MATERIAL PROVIDED:
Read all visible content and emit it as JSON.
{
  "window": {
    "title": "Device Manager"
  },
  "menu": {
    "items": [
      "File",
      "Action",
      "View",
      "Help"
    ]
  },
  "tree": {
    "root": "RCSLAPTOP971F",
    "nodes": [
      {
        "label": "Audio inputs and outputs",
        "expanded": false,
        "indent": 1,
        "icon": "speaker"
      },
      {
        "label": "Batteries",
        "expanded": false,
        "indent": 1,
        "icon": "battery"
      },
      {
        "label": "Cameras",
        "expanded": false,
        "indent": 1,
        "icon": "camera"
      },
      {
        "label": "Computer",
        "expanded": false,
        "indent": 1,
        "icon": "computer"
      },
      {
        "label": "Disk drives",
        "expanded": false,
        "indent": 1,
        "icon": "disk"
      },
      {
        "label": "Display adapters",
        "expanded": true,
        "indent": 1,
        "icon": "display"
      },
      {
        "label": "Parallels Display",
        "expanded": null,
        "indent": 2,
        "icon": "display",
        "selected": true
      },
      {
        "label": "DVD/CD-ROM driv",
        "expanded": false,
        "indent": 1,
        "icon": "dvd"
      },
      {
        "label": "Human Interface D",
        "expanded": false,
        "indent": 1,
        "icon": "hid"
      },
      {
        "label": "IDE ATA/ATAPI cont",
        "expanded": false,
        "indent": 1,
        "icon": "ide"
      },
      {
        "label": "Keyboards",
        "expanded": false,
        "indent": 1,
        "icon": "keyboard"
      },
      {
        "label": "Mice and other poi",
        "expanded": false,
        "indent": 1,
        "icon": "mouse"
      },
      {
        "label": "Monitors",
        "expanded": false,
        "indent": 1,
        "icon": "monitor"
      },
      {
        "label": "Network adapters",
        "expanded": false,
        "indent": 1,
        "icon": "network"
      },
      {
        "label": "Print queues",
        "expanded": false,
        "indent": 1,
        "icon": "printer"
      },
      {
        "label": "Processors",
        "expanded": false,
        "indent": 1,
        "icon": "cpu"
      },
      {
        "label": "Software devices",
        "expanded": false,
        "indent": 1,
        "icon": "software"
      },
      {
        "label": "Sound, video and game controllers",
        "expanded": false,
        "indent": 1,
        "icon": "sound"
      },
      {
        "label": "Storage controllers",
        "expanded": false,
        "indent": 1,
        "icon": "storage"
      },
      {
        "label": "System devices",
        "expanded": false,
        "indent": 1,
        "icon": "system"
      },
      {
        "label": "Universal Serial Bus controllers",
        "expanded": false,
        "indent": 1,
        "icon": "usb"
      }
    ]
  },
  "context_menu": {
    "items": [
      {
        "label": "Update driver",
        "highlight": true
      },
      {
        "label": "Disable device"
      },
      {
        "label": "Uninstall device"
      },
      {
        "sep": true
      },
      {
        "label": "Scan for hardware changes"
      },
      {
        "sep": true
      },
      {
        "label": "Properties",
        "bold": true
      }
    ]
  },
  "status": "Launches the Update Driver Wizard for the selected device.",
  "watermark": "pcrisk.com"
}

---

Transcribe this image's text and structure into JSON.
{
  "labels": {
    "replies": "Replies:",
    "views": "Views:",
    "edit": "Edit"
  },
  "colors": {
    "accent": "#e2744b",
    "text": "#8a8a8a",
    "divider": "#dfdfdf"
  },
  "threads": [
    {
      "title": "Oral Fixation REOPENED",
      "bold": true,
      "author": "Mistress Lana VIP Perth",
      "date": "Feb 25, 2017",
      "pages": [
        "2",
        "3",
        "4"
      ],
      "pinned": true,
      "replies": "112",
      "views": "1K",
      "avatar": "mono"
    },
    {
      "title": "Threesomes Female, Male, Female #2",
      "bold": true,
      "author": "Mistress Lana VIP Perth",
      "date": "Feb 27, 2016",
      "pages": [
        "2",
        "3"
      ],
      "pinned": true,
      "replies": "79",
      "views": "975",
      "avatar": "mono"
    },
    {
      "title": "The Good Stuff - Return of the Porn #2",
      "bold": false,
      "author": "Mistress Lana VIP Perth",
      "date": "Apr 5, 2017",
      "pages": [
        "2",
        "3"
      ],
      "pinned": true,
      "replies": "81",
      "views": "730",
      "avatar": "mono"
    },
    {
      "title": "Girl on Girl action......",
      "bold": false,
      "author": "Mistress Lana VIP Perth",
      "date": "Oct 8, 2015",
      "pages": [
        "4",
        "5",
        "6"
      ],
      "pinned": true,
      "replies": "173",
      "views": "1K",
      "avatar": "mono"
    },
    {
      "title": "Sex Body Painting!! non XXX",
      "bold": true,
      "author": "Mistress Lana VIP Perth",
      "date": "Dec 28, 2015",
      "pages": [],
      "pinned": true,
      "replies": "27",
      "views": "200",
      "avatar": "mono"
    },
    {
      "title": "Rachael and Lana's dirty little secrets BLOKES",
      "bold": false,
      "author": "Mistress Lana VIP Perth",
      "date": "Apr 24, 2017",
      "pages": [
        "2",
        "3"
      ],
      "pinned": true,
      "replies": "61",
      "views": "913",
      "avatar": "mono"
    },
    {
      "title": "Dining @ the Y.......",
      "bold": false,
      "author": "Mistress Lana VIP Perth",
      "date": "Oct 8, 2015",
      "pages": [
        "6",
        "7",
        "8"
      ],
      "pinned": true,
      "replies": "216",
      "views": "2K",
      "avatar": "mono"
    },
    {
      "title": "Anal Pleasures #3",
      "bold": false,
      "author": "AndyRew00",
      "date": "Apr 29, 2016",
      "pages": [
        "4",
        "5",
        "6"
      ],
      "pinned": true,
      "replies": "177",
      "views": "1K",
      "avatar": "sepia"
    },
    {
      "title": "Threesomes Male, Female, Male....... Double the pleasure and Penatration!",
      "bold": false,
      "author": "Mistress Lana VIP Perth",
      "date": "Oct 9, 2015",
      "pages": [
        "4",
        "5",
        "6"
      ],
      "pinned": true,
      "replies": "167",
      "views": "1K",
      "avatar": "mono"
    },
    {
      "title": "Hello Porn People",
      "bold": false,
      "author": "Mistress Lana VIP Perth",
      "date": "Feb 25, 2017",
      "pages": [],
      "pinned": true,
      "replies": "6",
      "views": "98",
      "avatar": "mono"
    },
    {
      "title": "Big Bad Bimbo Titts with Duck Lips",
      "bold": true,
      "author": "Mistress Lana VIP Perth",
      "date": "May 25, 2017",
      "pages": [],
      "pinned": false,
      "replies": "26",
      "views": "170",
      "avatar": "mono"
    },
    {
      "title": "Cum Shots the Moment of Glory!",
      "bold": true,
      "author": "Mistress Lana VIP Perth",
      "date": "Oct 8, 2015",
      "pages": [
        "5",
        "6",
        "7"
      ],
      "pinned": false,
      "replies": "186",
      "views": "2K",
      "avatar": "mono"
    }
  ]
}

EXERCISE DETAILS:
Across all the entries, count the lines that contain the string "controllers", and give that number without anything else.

SOLUTION FOR THIS EXERCISE:
3